EXERCISE BRIEF: Every line in the records below that holds "workers" must be identified and copied.

RECORDS SUPPLIED:
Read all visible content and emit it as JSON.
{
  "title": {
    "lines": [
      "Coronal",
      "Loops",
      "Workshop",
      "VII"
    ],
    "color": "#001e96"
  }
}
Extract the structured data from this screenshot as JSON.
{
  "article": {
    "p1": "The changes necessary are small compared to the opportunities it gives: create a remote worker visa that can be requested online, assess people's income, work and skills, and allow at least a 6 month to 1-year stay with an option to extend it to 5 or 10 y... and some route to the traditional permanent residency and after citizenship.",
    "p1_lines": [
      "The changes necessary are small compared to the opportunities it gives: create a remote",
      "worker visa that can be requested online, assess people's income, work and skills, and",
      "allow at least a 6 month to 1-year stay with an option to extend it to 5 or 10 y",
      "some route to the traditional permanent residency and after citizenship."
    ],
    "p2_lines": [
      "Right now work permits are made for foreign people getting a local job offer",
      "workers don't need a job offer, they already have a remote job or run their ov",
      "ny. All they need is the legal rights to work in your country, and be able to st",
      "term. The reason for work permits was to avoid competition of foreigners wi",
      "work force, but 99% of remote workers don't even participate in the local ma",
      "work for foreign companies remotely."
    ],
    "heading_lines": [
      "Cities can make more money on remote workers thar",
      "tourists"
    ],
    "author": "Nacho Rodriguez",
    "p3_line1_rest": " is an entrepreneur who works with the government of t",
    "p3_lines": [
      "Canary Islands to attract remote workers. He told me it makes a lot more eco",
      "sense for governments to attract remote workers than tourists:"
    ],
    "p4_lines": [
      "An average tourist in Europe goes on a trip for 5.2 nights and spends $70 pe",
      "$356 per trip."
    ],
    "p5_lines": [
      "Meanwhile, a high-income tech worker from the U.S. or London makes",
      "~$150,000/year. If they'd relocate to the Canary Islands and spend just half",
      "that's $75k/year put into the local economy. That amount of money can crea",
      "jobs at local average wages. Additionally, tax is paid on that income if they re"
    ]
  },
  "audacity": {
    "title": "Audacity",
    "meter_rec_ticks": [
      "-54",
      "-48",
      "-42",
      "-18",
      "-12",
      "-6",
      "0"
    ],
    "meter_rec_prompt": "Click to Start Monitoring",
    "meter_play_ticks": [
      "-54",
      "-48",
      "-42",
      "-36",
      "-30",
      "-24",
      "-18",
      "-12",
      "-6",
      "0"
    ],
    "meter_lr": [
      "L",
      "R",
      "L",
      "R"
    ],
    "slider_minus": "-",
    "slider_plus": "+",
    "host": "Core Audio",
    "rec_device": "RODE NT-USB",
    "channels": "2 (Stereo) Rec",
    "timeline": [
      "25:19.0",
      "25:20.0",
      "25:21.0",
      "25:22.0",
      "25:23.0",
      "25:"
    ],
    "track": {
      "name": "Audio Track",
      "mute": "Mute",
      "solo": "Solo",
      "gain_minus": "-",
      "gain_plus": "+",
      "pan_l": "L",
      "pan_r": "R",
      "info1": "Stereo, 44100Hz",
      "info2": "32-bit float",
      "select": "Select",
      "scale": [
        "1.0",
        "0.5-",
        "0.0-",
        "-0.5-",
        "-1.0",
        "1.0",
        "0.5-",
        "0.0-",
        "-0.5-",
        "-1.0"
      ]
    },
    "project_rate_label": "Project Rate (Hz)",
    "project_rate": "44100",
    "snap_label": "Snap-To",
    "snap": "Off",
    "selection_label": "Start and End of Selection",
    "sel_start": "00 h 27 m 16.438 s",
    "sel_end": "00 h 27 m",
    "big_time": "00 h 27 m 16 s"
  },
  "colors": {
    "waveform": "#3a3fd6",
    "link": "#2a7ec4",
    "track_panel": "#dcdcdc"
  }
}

ANSWER BOX:
      "workers don't need a job offer, they already have a remote job or run their ov",
      "work force, but 99% of remote workers don't even participate in the local ma",
      "Cities can make more money on remote workers thar",
      "Canary Islands to attract remote workers. He told me it makes a lot more eco",
      "sense for governments to attract remote workers than tourists:"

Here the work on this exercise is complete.